Producers would disagree that the money they receive from the feds is misspent. But there are other aspects of government involvement in agriculture that have some farmers fuming. Check-off programs for many commodities have become controversial, as both a fiscal and a free speech issue. Next week, the U.S. Supreme Court gets involved again, this time with the beef check-off.
In 2000, after an attempt at a referendum failed, the Livestock Marketing Association, the Western Association of Research Councils, and several independent producers, filed suit against the federal government to get the fee eliminated.
The plaintiffs are objecting to, among other things, the fact that promotion is not specifically for US beef and should be considered a form of private speech.
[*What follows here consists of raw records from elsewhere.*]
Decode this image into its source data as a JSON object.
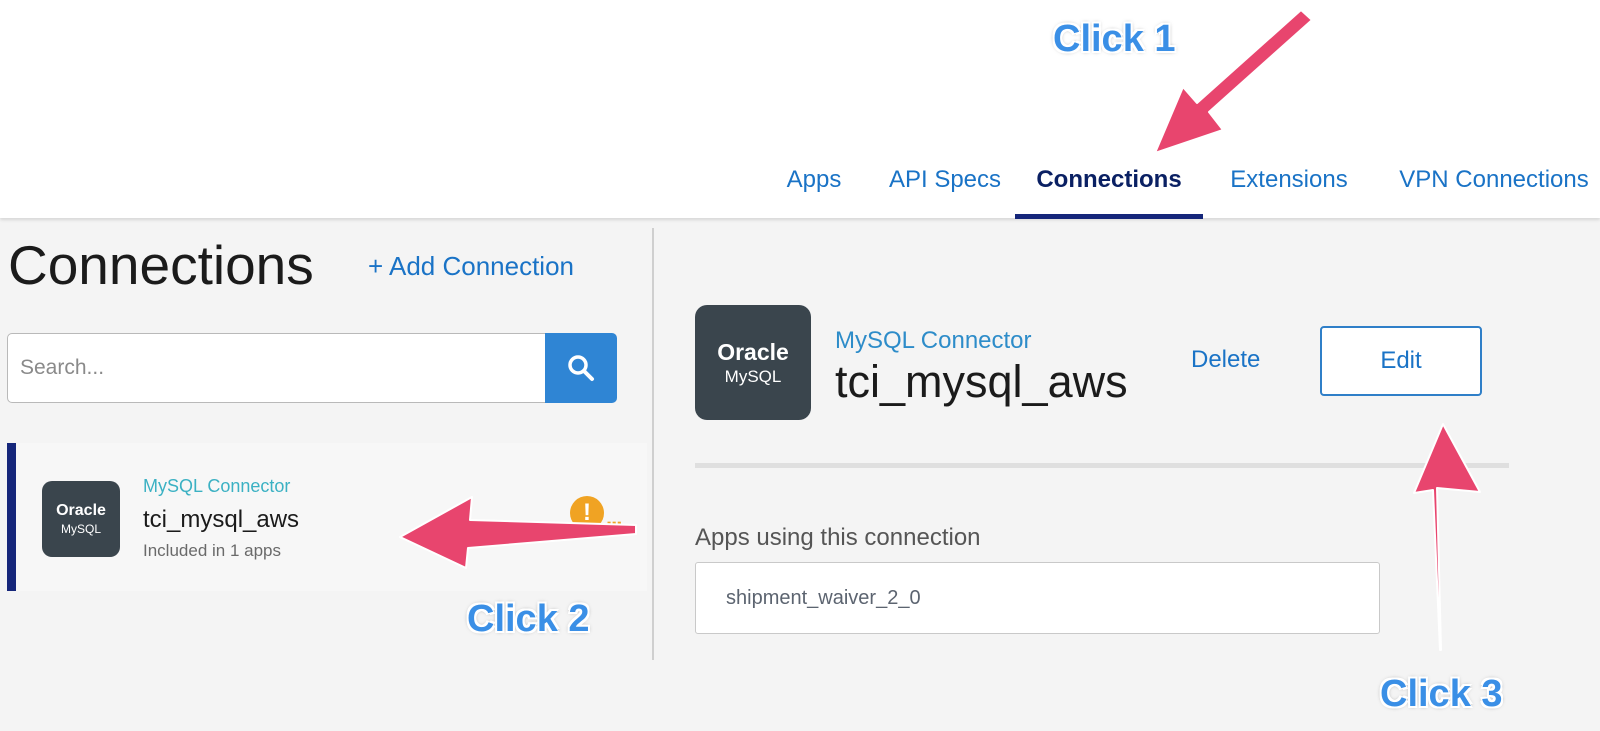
{
  "nav": {
    "tabs": [
      {
        "label": "Apps"
      },
      {
        "label": "API Specs"
      },
      {
        "label": "Connections"
      },
      {
        "label": "Extensions"
      },
      {
        "label": "VPN Connections"
      }
    ],
    "active_tab": "Connections"
  },
  "left_panel": {
    "title": "Connections",
    "add_label": "+ Add Connection",
    "search": {
      "placeholder": "Search...",
      "value": ""
    },
    "items": [
      {
        "type": "MySQL Connector",
        "name": "tci_mysql_aws",
        "subtitle": "Included in 1 apps",
        "logo_line1": "Oracle",
        "logo_line2": "MySQL",
        "warning_glyph": "!",
        "more_glyph": "..."
      }
    ]
  },
  "detail": {
    "logo_line1": "Oracle",
    "logo_line2": "MySQL",
    "type": "MySQL Connector",
    "name": "tci_mysql_aws",
    "delete_label": "Delete",
    "edit_label": "Edit",
    "apps_label": "Apps using this connection",
    "apps": [
      "shipment_waiver_2_0"
    ]
  },
  "annotations": {
    "click1": "Click 1",
    "click2": "Click 2",
    "click3": "Click 3"
  },
  "colors": {
    "accent": "#15267a",
    "link": "#1a73c6",
    "connector_type": "#3bb1c3",
    "warning": "#f0a323",
    "arrow": "#e8456e",
    "annotation_text": "#3a8fe6"
  }
}
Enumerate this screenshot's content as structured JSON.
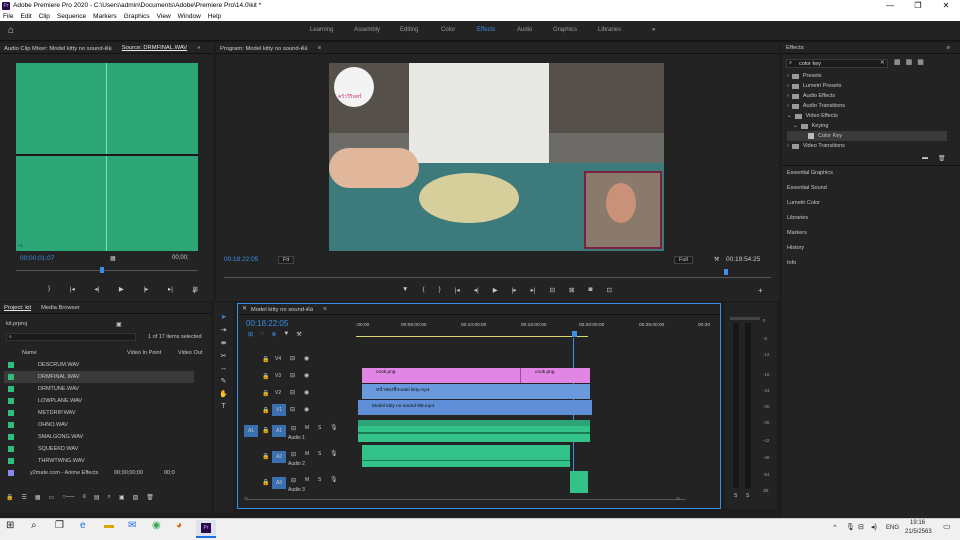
{
  "app": {
    "title": "Adobe Premiere Pro 2020 - C:\\Users\\admin\\Documents\\Adobe\\Premiere Pro\\14.0\\kit *",
    "logo": "Pr"
  },
  "menu": [
    "File",
    "Edit",
    "Clip",
    "Sequence",
    "Markers",
    "Graphics",
    "View",
    "Window",
    "Help"
  ],
  "workspaces": [
    "Learning",
    "Assembly",
    "Editing",
    "Color",
    "Effects",
    "Audio",
    "Graphics",
    "Libraries"
  ],
  "active_workspace": "Effects",
  "source": {
    "tab1": "Audio Clip Mixer: Model kitty no sound-ต่อ",
    "tab2": "Source: DRMFINAL.WAV",
    "timecode_left": "00;00;01;07",
    "timecode_right": "00;00;",
    "marker": "+1"
  },
  "program": {
    "title": "Program: Model kitty no sound-ต่อ",
    "timecode": "00:18:22:05",
    "fit": "Fit",
    "quality": "Full",
    "duration": "00:19:54:25",
    "overlay_text": "ครัววีรินทร์"
  },
  "project": {
    "tab1": "Project: kit",
    "tab2": "Media Browser",
    "file": "kit.prproj",
    "count": "1 of 17 items selected",
    "columns": [
      "Name",
      "Video In Point",
      "Video Out"
    ],
    "items": [
      {
        "name": "DESCRUM.WAV",
        "color": "#2fbf7a"
      },
      {
        "name": "DRMFINAL.WAV",
        "color": "#2fbf7a"
      },
      {
        "name": "DRMTUNE.WAV",
        "color": "#2fbf7a"
      },
      {
        "name": "LOWPLANE.WAV",
        "color": "#2fbf7a"
      },
      {
        "name": "METDRIP.WAV",
        "color": "#2fbf7a"
      },
      {
        "name": "OHNO.WAV",
        "color": "#2fbf7a"
      },
      {
        "name": "SMALGONG.WAV",
        "color": "#2fbf7a"
      },
      {
        "name": "SQUEEKD.WAV",
        "color": "#2fbf7a"
      },
      {
        "name": "THRWTWNG.WAV",
        "color": "#2fbf7a"
      },
      {
        "name": "y2mate.com - Anime Effects",
        "color": "#8a8af0",
        "in": "00;00;00;00",
        "out": "00;0"
      }
    ]
  },
  "timeline": {
    "title": "Model kitty no sound-ต่อ",
    "timecode": "00:18:22:05",
    "ruler": [
      ":00:00",
      "00:05:00:00",
      "00:10:00:00",
      "00:15:00:00",
      "00:20:00:00",
      "00:25:00:00",
      "00:30"
    ],
    "tracks": [
      {
        "id": "V4",
        "name": ""
      },
      {
        "id": "V3",
        "name": ""
      },
      {
        "id": "V2",
        "name": ""
      },
      {
        "id": "V1",
        "name": ""
      },
      {
        "id": "A1",
        "name": "Audio 1"
      },
      {
        "id": "A2",
        "name": "Audio 2"
      },
      {
        "id": "A3",
        "name": "Audio 3"
      }
    ],
    "clips": {
      "v3a": "cook.png",
      "v3b": "cook.png",
      "v2": "หน้าสองที่model kitty.mp4",
      "v1": "Model kitty no sound-ต่อ.mp4"
    }
  },
  "meter_ticks": [
    "0",
    "-6",
    "-12",
    "-18",
    "-24",
    "-30",
    "-36",
    "-42",
    "-48",
    "-54",
    "dB"
  ],
  "meter_solo": [
    "S",
    "S"
  ],
  "effects": {
    "title": "Effects",
    "search": "color key",
    "tree": [
      {
        "label": "Presets",
        "level": 0
      },
      {
        "label": "Lumetri Presets",
        "level": 0
      },
      {
        "label": "Audio Effects",
        "level": 0
      },
      {
        "label": "Audio Transitions",
        "level": 0
      },
      {
        "label": "Video Effects",
        "level": 0
      },
      {
        "label": "Keying",
        "level": 1
      },
      {
        "label": "Color Key",
        "level": 2
      },
      {
        "label": "Video Transitions",
        "level": 0
      }
    ],
    "side_panels": [
      "Essential Graphics",
      "Essential Sound",
      "Lumetri Color",
      "Libraries",
      "Markers",
      "History",
      "Info"
    ]
  },
  "taskbar": {
    "lang": "ENG",
    "time": "19:16",
    "date": "21/5/2563"
  },
  "colors": {
    "accent": "#3a8ee6",
    "video_clip": "#5f8fd6",
    "graphic_clip": "#e286e6",
    "audio_clip": "#33c28a",
    "source_bg": "#2ea778"
  }
}
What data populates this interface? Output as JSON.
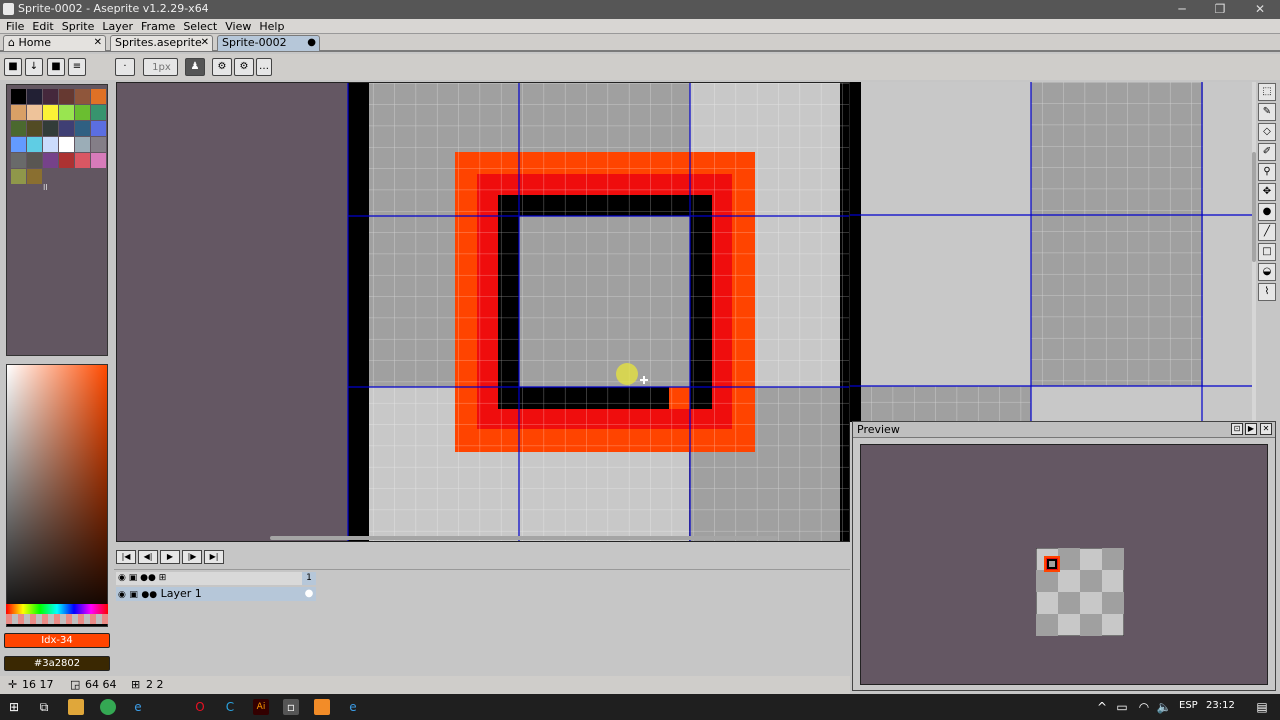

They further contend that having cattle producers as members of the board transforms the group into a private entity.
The USDA has countered by stating that the Beef Board is a government group because it was created by Congress. They also assert that the message is being handled according to the rules of the 1985 Farm Bill and is a form of government speech.
Next week, the Supreme Court will hear the case. This week, several of the plaintiffs met in Washington for a pre-trial press conference.
Greg Olsson, plaintiffs' attorney: "The plaintiffs want to express their own message. They want to promote their own domestic beef and they do not like the fact that they have to, that the check-off only promotes generic beef and treats imported beef the same as it treats domestic beef."
Decisions by the high court over check-offs have been mixed. Mushroom growers had their mandatory fees ruled unconstitutional. And in an earlier decision, it was ruled that tree fruit growers must continue making payments.
Several groups, the pork producers among them, are waiting for the beef decision as it will directly affect the future of both their promotion boards and bottom lines.